What is needed is a copy of each line in the listing below that contains "icon".

SOURCE MATERIAL: Begin

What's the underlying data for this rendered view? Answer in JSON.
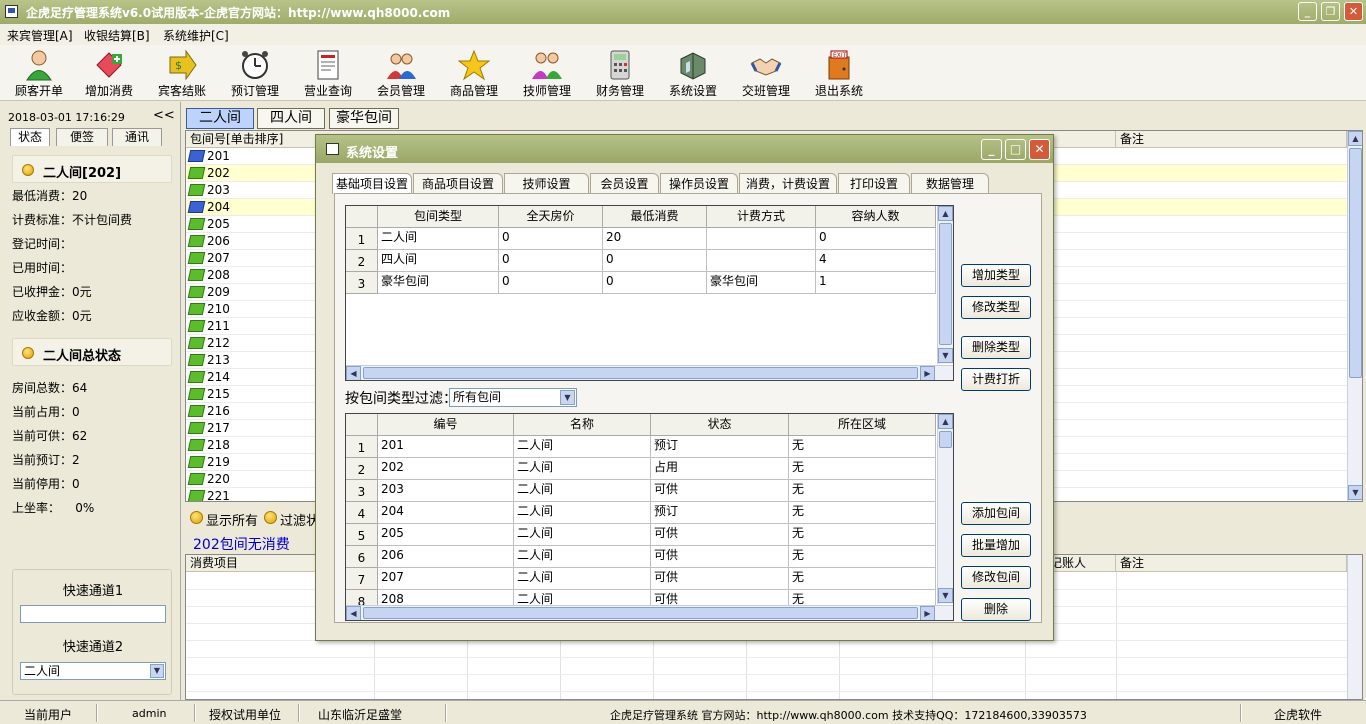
{
  "window": {
    "title": "企虎足疗管理系统v6.0试用版本-企虎官方网站：http://www.qh8000.com"
  },
  "menu": [
    "来宾管理[A]",
    "收银结算[B]",
    "系统维护[C]"
  ],
  "toolbar": [
    {
      "label": "顾客开单",
      "icon": "customer-person-icon"
    },
    {
      "label": "增加消费",
      "icon": "add-consumption-icon"
    },
    {
      "label": "宾客结账",
      "icon": "checkout-arrow-icon"
    },
    {
      "label": "预订管理",
      "icon": "alarm-clock-icon"
    },
    {
      "label": "营业查询",
      "icon": "report-query-icon"
    },
    {
      "label": "会员管理",
      "icon": "members-icon"
    },
    {
      "label": "商品管理",
      "icon": "star-icon"
    },
    {
      "label": "技师管理",
      "icon": "technicians-icon"
    },
    {
      "label": "财务管理",
      "icon": "calculator-icon"
    },
    {
      "label": "系统设置",
      "icon": "settings-box-icon"
    },
    {
      "label": "交班管理",
      "icon": "handshake-icon"
    },
    {
      "label": "退出系统",
      "icon": "exit-door-icon"
    }
  ],
  "left": {
    "datetime": "2018-03-01 17:16:29",
    "collapse": "<<",
    "tabs": [
      "状态",
      "便签",
      "通讯"
    ],
    "room_title": "二人间[202]",
    "room_info": [
      "最低消费：20",
      "计费标准：不计包间费",
      "登记时间：",
      "已用时间：",
      "已收押金：0元",
      "应收金额：0元"
    ],
    "summary_title": "二人间总状态",
    "summary_info": [
      "房间总数：64",
      "当前占用：0",
      "当前可供：62",
      "当前预订：2",
      "当前停用：0",
      "上坐率：    0%"
    ],
    "quick1_label": "快速通道1",
    "quick1_value": "",
    "quick2_label": "快速通道2",
    "quick2_value": "二人间"
  },
  "main": {
    "room_tabs": [
      "二人间",
      "四人间",
      "豪华包间"
    ],
    "grid_headers": [
      "包间号[单击排序]",
      "备注"
    ],
    "rooms": [
      {
        "no": "201",
        "status": "reserved"
      },
      {
        "no": "202",
        "status": "available"
      },
      {
        "no": "203",
        "status": "available"
      },
      {
        "no": "204",
        "status": "reserved"
      },
      {
        "no": "205",
        "status": "available"
      },
      {
        "no": "206",
        "status": "available"
      },
      {
        "no": "207",
        "status": "available"
      },
      {
        "no": "208",
        "status": "available"
      },
      {
        "no": "209",
        "status": "available"
      },
      {
        "no": "210",
        "status": "available"
      },
      {
        "no": "211",
        "status": "available"
      },
      {
        "no": "212",
        "status": "available"
      },
      {
        "no": "213",
        "status": "available"
      },
      {
        "no": "214",
        "status": "available"
      },
      {
        "no": "215",
        "status": "available"
      },
      {
        "no": "216",
        "status": "available"
      },
      {
        "no": "217",
        "status": "available"
      },
      {
        "no": "218",
        "status": "available"
      },
      {
        "no": "219",
        "status": "available"
      },
      {
        "no": "220",
        "status": "available"
      },
      {
        "no": "221",
        "status": "available"
      }
    ],
    "show_all": "显示所有",
    "filter": "过滤状",
    "no_consume": "202包间无消费",
    "consume_headers": [
      "消费项目",
      "记账人",
      "备注"
    ]
  },
  "statusbar": {
    "user_label": "当前用户",
    "user": "admin",
    "auth_label": "授权试用单位",
    "auth_value": "山东临沂足盛堂",
    "info": "企虎足疗管理系统 官方网站：http://www.qh8000.com 技术支持QQ：172184600,33903573",
    "brand": "企虎软件"
  },
  "dialog": {
    "title": "系统设置",
    "tabs": [
      "基础项目设置",
      "商品项目设置",
      "技师设置",
      "会员设置",
      "操作员设置",
      "消费，计费设置",
      "打印设置",
      "数据管理"
    ],
    "type_grid": {
      "headers": [
        "包间类型",
        "全天房价",
        "最低消费",
        "计费方式",
        "容纳人数"
      ],
      "rows": [
        [
          "1",
          "二人间",
          "0",
          "20",
          "",
          "0"
        ],
        [
          "2",
          "四人间",
          "0",
          "0",
          "",
          "4"
        ],
        [
          "3",
          "豪华包间",
          "0",
          "0",
          "豪华包间",
          "1"
        ]
      ]
    },
    "type_buttons": [
      "增加类型",
      "修改类型",
      "删除类型",
      "计费打折"
    ],
    "filter_label": "按包间类型过滤：",
    "filter_value": "所有包间",
    "room_grid": {
      "headers": [
        "编号",
        "名称",
        "状态",
        "所在区域"
      ],
      "rows": [
        [
          "1",
          "201",
          "二人间",
          "预订",
          "无"
        ],
        [
          "2",
          "202",
          "二人间",
          "占用",
          "无"
        ],
        [
          "3",
          "203",
          "二人间",
          "可供",
          "无"
        ],
        [
          "4",
          "204",
          "二人间",
          "预订",
          "无"
        ],
        [
          "5",
          "205",
          "二人间",
          "可供",
          "无"
        ],
        [
          "6",
          "206",
          "二人间",
          "可供",
          "无"
        ],
        [
          "7",
          "207",
          "二人间",
          "可供",
          "无"
        ],
        [
          "8",
          "208",
          "二人间",
          "可供",
          "无"
        ]
      ]
    },
    "room_buttons": [
      "添加包间",
      "批量增加",
      "修改包间",
      "删除"
    ]
  }
}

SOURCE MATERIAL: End

ANSWER BELOW:
      "icon": "customer-person-icon"
      "icon": "add-consumption-icon"
      "icon": "checkout-arrow-icon"
      "icon": "alarm-clock-icon"
      "icon": "report-query-icon"
      "icon": "members-icon"
      "icon": "star-icon"
      "icon": "technicians-icon"
      "icon": "calculator-icon"
      "icon": "settings-box-icon"
      "icon": "handshake-icon"
      "icon": "exit-door-icon"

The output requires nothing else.